DESCRIPTION (provided by applicant): Children exposed to alcohol in uterofrequently exhibit behavioral problems including hyperactivity, learningdeficits, response inhibition and increased prevalence of depression. Many ofthese behavioral deficits are also observed in animal models of fetal alcoholexposure. Similar behavioral deficits occur after prenatal stress and inchildren born to mothers with subclinical hypothyroidism. This informationformed the main hypothesis of this proposal: fetal glucocorticoid and thyroidhormone milieu may contribute significantly to the deleterious consequences ofprenatal alcohol exposure.Specific Aim 1 will investigate the sub-hypotheses that relative hypothyroidismfound in the alcohol-consuming dam and its fetuses is due, at least in part, toelevated maternal corticosterone suppressing the thyroid function.Subsequently, this prenatal hypothyroid state of the fetal alcohol-exposed(FAE) offspring can cause the activity and cognitive behavioral deficits in theadult offspring. Specifically, we aim to determine 1) whether eliminating thealcohol-induced increase in maternal corticosterone would normalize the FAEoffspring hypothalamic-pituitary-adrenal (HPA) and thyroid (HPT) function andbehavior; 2) if prenatal or neonatal thyroid hormone supplementation wouldcorrect HPT function abnormalities and behavioral deficits of FAE offspring.Specific Aim 2 will establish a murine model of prenatal alcohol exposure sothat with the aid of transgenic mice prenatal alcohol-induced changes inthyroid hormone responsive genes can be found in a temporal, spatial and cellspecific fashion. To achieve that, we will 1) characterize the effects of fetalalcohol exposure on HPA, HPT function and specific behavioral measures inC57BL/6J mice; 2) develop transgenic mouse line which ubiquitously expressesthe reporter LacZ gene driven by thyroid-responsive DNA promoter (pTRELacZ); 3)expose pTRE-LacZ transgenic mice to alcohol in utero and determine thedevelopmental profile and specific brain region(s) of the most profound changesin thyroid hormone responsive genes; 4) carry out a microarray-baseddifferential expression analysis on the specific brain region(s) identifiedwith the help of the pTRE-LacZ transgenic mice.The long-term goal of these studies is to determine if thyroid hormonesupplementation pre- or postnatally can ameliorate the effects of ethanol onthe developing brain. Furthermore, the proposed experiments will identify knownor novel genes that are specifically responsive to thyroid hormones and showaltered expression in the developing fetal brain during ethanol exposure.

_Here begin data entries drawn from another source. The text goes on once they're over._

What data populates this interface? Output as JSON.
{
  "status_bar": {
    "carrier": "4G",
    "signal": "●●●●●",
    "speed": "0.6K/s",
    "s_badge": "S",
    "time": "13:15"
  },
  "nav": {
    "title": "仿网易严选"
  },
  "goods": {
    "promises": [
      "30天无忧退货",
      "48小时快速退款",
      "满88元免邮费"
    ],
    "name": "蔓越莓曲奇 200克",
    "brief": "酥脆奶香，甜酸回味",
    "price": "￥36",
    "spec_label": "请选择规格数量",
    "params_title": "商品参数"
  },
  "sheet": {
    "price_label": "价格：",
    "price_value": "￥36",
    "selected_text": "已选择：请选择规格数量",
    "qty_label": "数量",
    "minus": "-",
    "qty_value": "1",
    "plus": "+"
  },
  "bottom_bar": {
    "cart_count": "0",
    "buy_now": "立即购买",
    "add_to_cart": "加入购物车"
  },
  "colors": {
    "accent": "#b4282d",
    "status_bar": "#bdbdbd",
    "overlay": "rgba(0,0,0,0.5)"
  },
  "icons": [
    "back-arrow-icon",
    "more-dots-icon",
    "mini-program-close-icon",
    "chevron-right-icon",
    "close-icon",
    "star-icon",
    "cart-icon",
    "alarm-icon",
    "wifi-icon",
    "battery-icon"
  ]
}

|Effective start/end date||3/1/02 → 8/31/06|
- National Institute on Alcohol Abuse and Alcoholism (5 R01 AA013452-03)